PA ID# 000-UTFMG-00; Office of Coastal Protection and Restoration
PW ID# PW 1456; Direct Result of Disaster, Immediate Threat
Conclusion: Office of Coastal Protection and Restoration (Applicant) has not demonstrated either that debris resulted directly from Hurricane Isaac (Isaac) or that the debris removal was in the public interest.
During an incident period from August 28, 2012 to September 10, 2012, Isaac impacted coastal waterways in Louisiana. The Applicant requested funding to remove waterway debris. In response, FEMA prepared Project Worksheet (PW) 1456, but did not award funding, finding the debris removal ineligible because the Applicant did not demonstrate the debris resulted from Isaac or that the removal was cost effective. On August 16, 2013, the Applicant filed an appeal, arguing it was improper for FEMA to deny eligibility without inspecting Bayous Yscloskey and LaLoutre and that it was willing to work with FEMA to adjudicate the origin of reported debris. The FEMA Regional Administrator denied the appeal, finding that the Applicant did not demonstrate that the debris resulted from Isaac or that debris posed an immediate threat requiring removal. On March 24, 2016, the Applicant filed a second appeal, arguing debris removal is required as a direct result of the disaster and requesting FEMA to make its final determination only after reviewing a comprehensive debris analysis and inspecting the Yscloskey and LaLoutre Bayous. Additionally, the Applicant argues it provided sufficient documentation of an immediate threat, asserting historical data indicates a major storm occurs every five years.

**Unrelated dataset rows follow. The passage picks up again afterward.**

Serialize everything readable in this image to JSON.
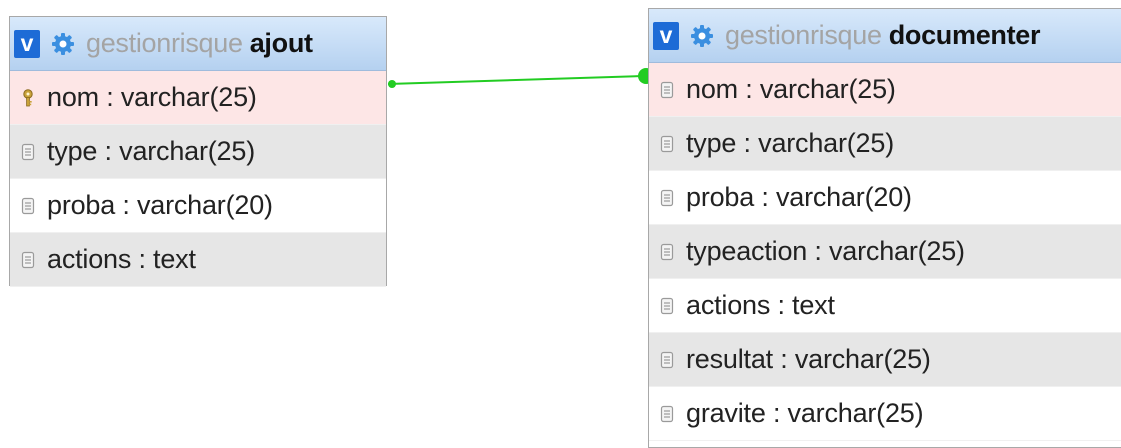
{
  "tables": [
    {
      "db": "gestionrisque",
      "name": "ajout",
      "toggle_label": "v",
      "columns": [
        {
          "text": "nom : varchar(25)",
          "icon": "key-icon",
          "style": "pk"
        },
        {
          "text": "type : varchar(25)",
          "icon": "column-icon",
          "style": "grey"
        },
        {
          "text": "proba : varchar(20)",
          "icon": "column-icon",
          "style": "white"
        },
        {
          "text": "actions : text",
          "icon": "column-icon",
          "style": "grey"
        }
      ]
    },
    {
      "db": "gestionrisque",
      "name": "documenter",
      "toggle_label": "v",
      "columns": [
        {
          "text": "nom : varchar(25)",
          "icon": "column-icon",
          "style": "pk"
        },
        {
          "text": "type : varchar(25)",
          "icon": "column-icon",
          "style": "grey"
        },
        {
          "text": "proba : varchar(20)",
          "icon": "column-icon",
          "style": "white"
        },
        {
          "text": "typeaction : varchar(25)",
          "icon": "column-icon",
          "style": "grey"
        },
        {
          "text": "actions : text",
          "icon": "column-icon",
          "style": "white"
        },
        {
          "text": "resultat : varchar(25)",
          "icon": "column-icon",
          "style": "grey"
        },
        {
          "text": "gravite : varchar(25)",
          "icon": "column-icon",
          "style": "white"
        }
      ]
    }
  ],
  "colors": {
    "relation_line": "#22cc22",
    "header_accent": "#1d6bd6",
    "gear": "#3b8fe0",
    "key": "#c9a23a",
    "pk_row": "#fde6e6",
    "alt_row": "#e6e6e6"
  }
}
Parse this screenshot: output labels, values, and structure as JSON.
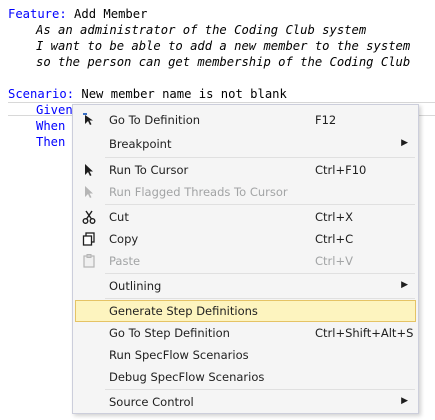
{
  "editor": {
    "feature_keyword": "Feature:",
    "feature_title": " Add Member",
    "description": [
      "As an administrator of the Coding Club system",
      "I want to be able to add a new member to the system",
      "so the person can get membership of the Coding Club"
    ],
    "scenario_keyword": "Scenario:",
    "scenario_title": " New member name is not blank",
    "steps": [
      "Given",
      "When",
      "Then"
    ],
    "step_tails": [
      "e",
      "ll",
      ""
    ]
  },
  "context_menu": {
    "items": [
      {
        "label": "Go To Definition",
        "shortcut": "F12",
        "icon": "go-to-definition-icon",
        "enabled": true,
        "submenu": false
      },
      {
        "label": "Breakpoint",
        "shortcut": "",
        "icon": "",
        "enabled": true,
        "submenu": true
      },
      {
        "label": "Run To Cursor",
        "shortcut": "Ctrl+F10",
        "icon": "run-to-cursor-icon",
        "enabled": true,
        "submenu": false
      },
      {
        "label": "Run Flagged Threads To Cursor",
        "shortcut": "",
        "icon": "run-flagged-threads-icon",
        "enabled": false,
        "submenu": false
      },
      {
        "label": "Cut",
        "shortcut": "Ctrl+X",
        "icon": "scissors-icon",
        "enabled": true,
        "submenu": false
      },
      {
        "label": "Copy",
        "shortcut": "Ctrl+C",
        "icon": "copy-icon",
        "enabled": true,
        "submenu": false
      },
      {
        "label": "Paste",
        "shortcut": "Ctrl+V",
        "icon": "paste-icon",
        "enabled": false,
        "submenu": false
      },
      {
        "label": "Outlining",
        "shortcut": "",
        "icon": "",
        "enabled": true,
        "submenu": true
      },
      {
        "label": "Generate Step Definitions",
        "shortcut": "",
        "icon": "",
        "enabled": true,
        "submenu": false,
        "highlighted": true
      },
      {
        "label": "Go To Step Definition",
        "shortcut": "Ctrl+Shift+Alt+S",
        "icon": "",
        "enabled": true,
        "submenu": false
      },
      {
        "label": "Run SpecFlow Scenarios",
        "shortcut": "",
        "icon": "",
        "enabled": true,
        "submenu": false
      },
      {
        "label": "Debug SpecFlow Scenarios",
        "shortcut": "",
        "icon": "",
        "enabled": true,
        "submenu": false
      },
      {
        "label": "Source Control",
        "shortcut": "",
        "icon": "",
        "enabled": true,
        "submenu": true
      }
    ],
    "submenu_glyph": "▶"
  },
  "colors": {
    "keyword": "#0000ff",
    "menu_background": "#f5f5f5",
    "highlight": "#fdf4bf",
    "disabled_text": "#a2a4a5"
  }
}
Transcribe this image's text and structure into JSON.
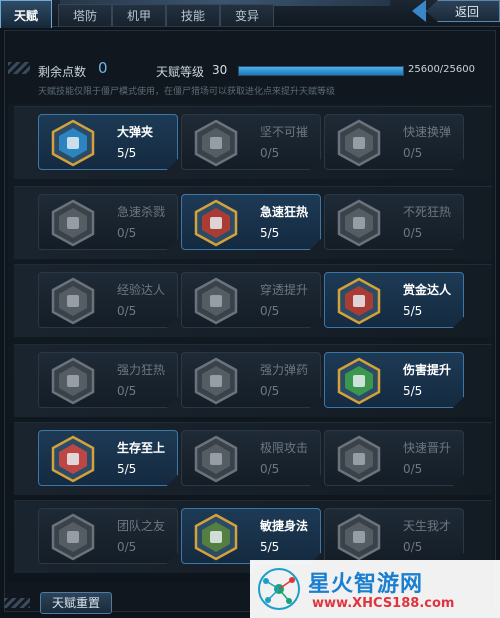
{
  "tabs": [
    {
      "label": "天赋",
      "active": true
    },
    {
      "label": "塔防",
      "active": false
    },
    {
      "label": "机甲",
      "active": false
    },
    {
      "label": "技能",
      "active": false
    },
    {
      "label": "变异",
      "active": false
    }
  ],
  "back_label": "返回",
  "summary": {
    "remaining_label": "剩余点数",
    "remaining_value": "0",
    "level_label": "天赋等级",
    "level_value": "30",
    "progress_text": "25600/25600",
    "progress_fraction": 1.0,
    "description": "天赋技能仅限于僵尸模式使用，在僵尸猎场可以获取进化点来提升天赋等级"
  },
  "talents": [
    {
      "name": "大弹夹",
      "level": "5/5",
      "active": true,
      "icon": "ammo-clip-icon"
    },
    {
      "name": "坚不可摧",
      "level": "0/5",
      "active": false,
      "icon": "helmet-icon"
    },
    {
      "name": "快速换弹",
      "level": "0/5",
      "active": false,
      "icon": "hand-reload-icon"
    },
    {
      "name": "急速杀戮",
      "level": "0/5",
      "active": false,
      "icon": "fist-icon"
    },
    {
      "name": "急速狂热",
      "level": "5/5",
      "active": true,
      "icon": "rage-icon"
    },
    {
      "name": "不死狂热",
      "level": "0/5",
      "active": false,
      "icon": "skull-icon"
    },
    {
      "name": "经验达人",
      "level": "0/5",
      "active": false,
      "icon": "exp-arrow-icon"
    },
    {
      "name": "穿透提升",
      "level": "0/5",
      "active": false,
      "icon": "penetrate-icon"
    },
    {
      "name": "赏金达人",
      "level": "5/5",
      "active": true,
      "icon": "bounty-coin-icon"
    },
    {
      "name": "强力狂热",
      "level": "0/5",
      "active": false,
      "icon": "power-rage-icon"
    },
    {
      "name": "强力弹药",
      "level": "0/5",
      "active": false,
      "icon": "power-ammo-icon"
    },
    {
      "name": "伤害提升",
      "level": "5/5",
      "active": true,
      "icon": "gun-damage-icon"
    },
    {
      "name": "生存至上",
      "level": "5/5",
      "active": true,
      "icon": "medkit-icon"
    },
    {
      "name": "极限攻击",
      "level": "0/5",
      "active": false,
      "icon": "extreme-attack-icon"
    },
    {
      "name": "快速晋升",
      "level": "0/5",
      "active": false,
      "icon": "rank-up-icon"
    },
    {
      "name": "团队之友",
      "level": "0/5",
      "active": false,
      "icon": "team-gun-icon"
    },
    {
      "name": "敏捷身法",
      "level": "5/5",
      "active": true,
      "icon": "agile-soldier-icon"
    },
    {
      "name": "天生我才",
      "level": "0/5",
      "active": false,
      "icon": "eye-icon"
    }
  ],
  "reset_label": "天赋重置",
  "watermark": {
    "title": "星火智游网",
    "url": "www.XHCS188.com"
  },
  "colors": {
    "accent": "#3c77a8",
    "progress": "#2b8fd6",
    "remaining": "#6fb6e8"
  }
}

Authorities and Second Appeals
Stafford Act §§ 403(a)(3)(A), 407(a), 502(a)(5).
44 C.F.R. § 206.206(a), 206.223(a)(1), 206.224(a).

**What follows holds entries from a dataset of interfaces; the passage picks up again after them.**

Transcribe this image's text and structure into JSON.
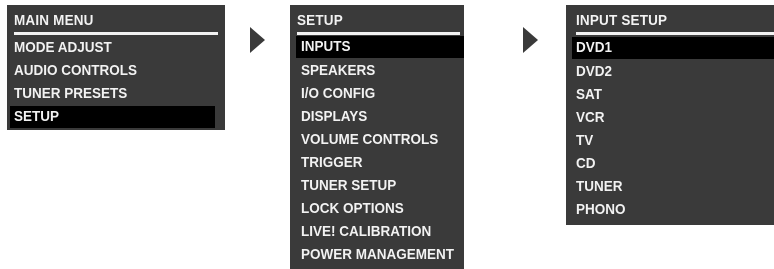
{
  "main_menu": {
    "title": "MAIN MENU",
    "items": [
      {
        "label": "MODE ADJUST"
      },
      {
        "label": "AUDIO CONTROLS"
      },
      {
        "label": "TUNER PRESETS"
      },
      {
        "label": "SETUP",
        "selected": true
      }
    ]
  },
  "setup_menu": {
    "title": "SETUP",
    "items": [
      {
        "label": "INPUTS",
        "selected": true
      },
      {
        "label": "SPEAKERS"
      },
      {
        "label": "I/O CONFIG"
      },
      {
        "label": "DISPLAYS"
      },
      {
        "label": "VOLUME CONTROLS"
      },
      {
        "label": "TRIGGER"
      },
      {
        "label": "TUNER SETUP"
      },
      {
        "label": "LOCK OPTIONS"
      },
      {
        "label": "LIVE! CALIBRATION"
      },
      {
        "label": "POWER MANAGEMENT"
      }
    ]
  },
  "input_setup_menu": {
    "title": "INPUT SETUP",
    "items": [
      {
        "label": "DVD1",
        "selected": true
      },
      {
        "label": "DVD2"
      },
      {
        "label": "SAT"
      },
      {
        "label": "VCR"
      },
      {
        "label": "TV"
      },
      {
        "label": "CD"
      },
      {
        "label": "TUNER"
      },
      {
        "label": "PHONO"
      }
    ]
  },
  "icons": {
    "arrow_1": "triangle-right-icon",
    "arrow_2": "triangle-right-icon"
  },
  "colors": {
    "panel_bg": "#3a3a3a",
    "text": "#f2f2f2",
    "selection_bg": "#000000"
  }
}
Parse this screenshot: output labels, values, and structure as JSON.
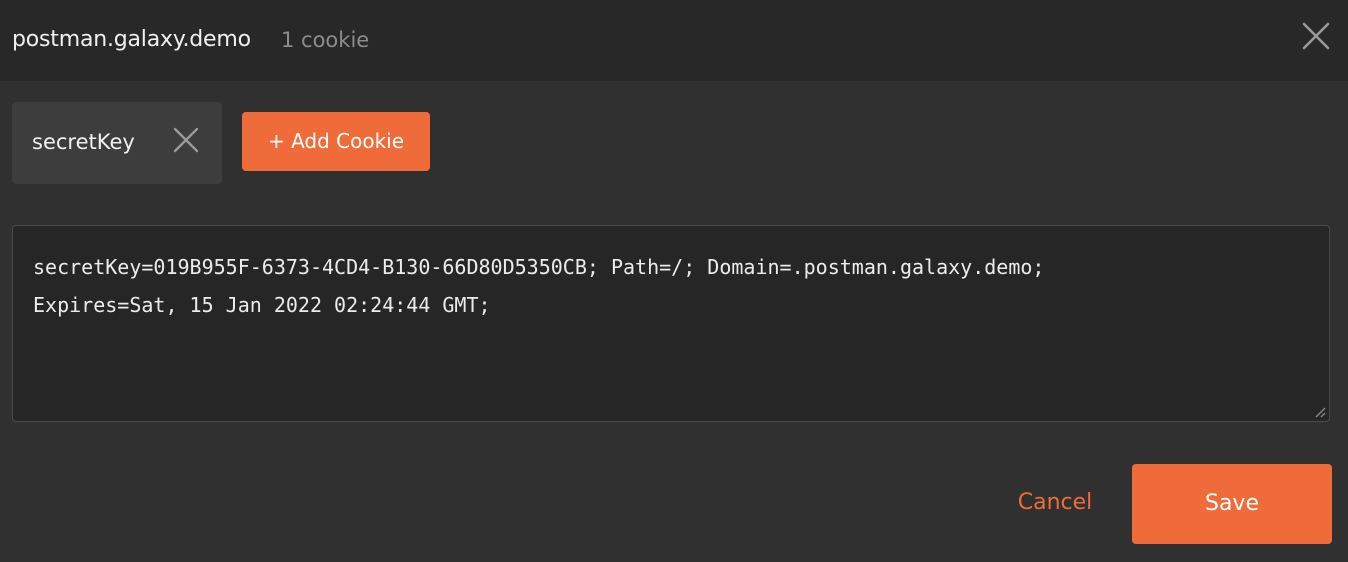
{
  "header": {
    "domain": "postman.galaxy.demo",
    "count": "1 cookie",
    "close_icon": "close-icon"
  },
  "cookie_tabs": [
    {
      "label": "secretKey",
      "remove_icon": "close-icon"
    }
  ],
  "toolbar": {
    "add_cookie_label": "+ Add Cookie"
  },
  "editor": {
    "value": "secretKey=019B955F-6373-4CD4-B130-66D80D5350CB; Path=/; Domain=.postman.galaxy.demo;\nExpires=Sat, 15 Jan 2022 02:24:44 GMT;"
  },
  "footer": {
    "cancel_label": "Cancel",
    "save_label": "Save"
  },
  "colors": {
    "accent": "#ef6c3a",
    "background": "#303030",
    "header_background": "#282828",
    "editor_background": "#262626",
    "text": "#f0f0f0",
    "muted_text": "#8c8c8c"
  }
}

RP9523.5, at 4, 5, 7.
PA Guide, at 66-68.
Pursuant to 44 C.F.R. § 206.223(a)(1) , an item of work must be the result of a major disaster. Additionally, RP9523.5, requires that the debris from waterways be a direct result of the major disaster.

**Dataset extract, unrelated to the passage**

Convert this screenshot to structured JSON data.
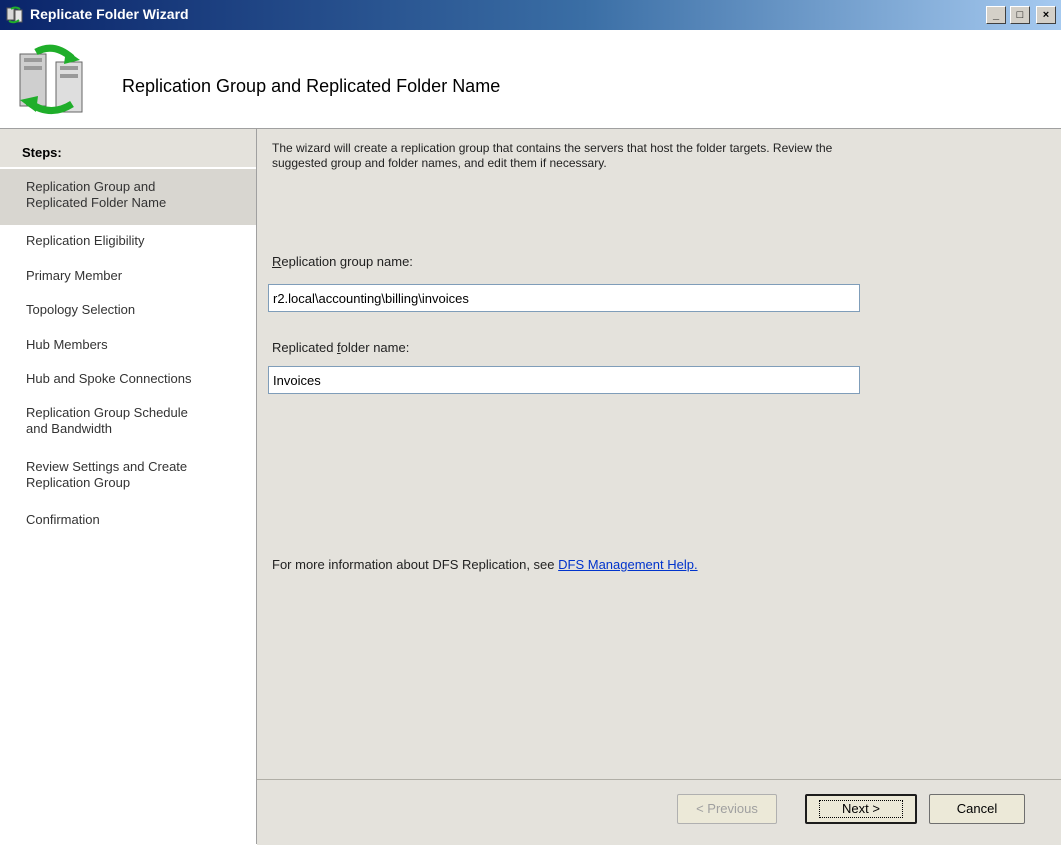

As outlined in 44 C.F.R. § 206.224(a), FEMA must determine that debris removal is in the public interest. Such removal is in the public interest when it eliminates threats to lives, public health and safety, or improved public or private property; or ensures the economic recovery of the affected community.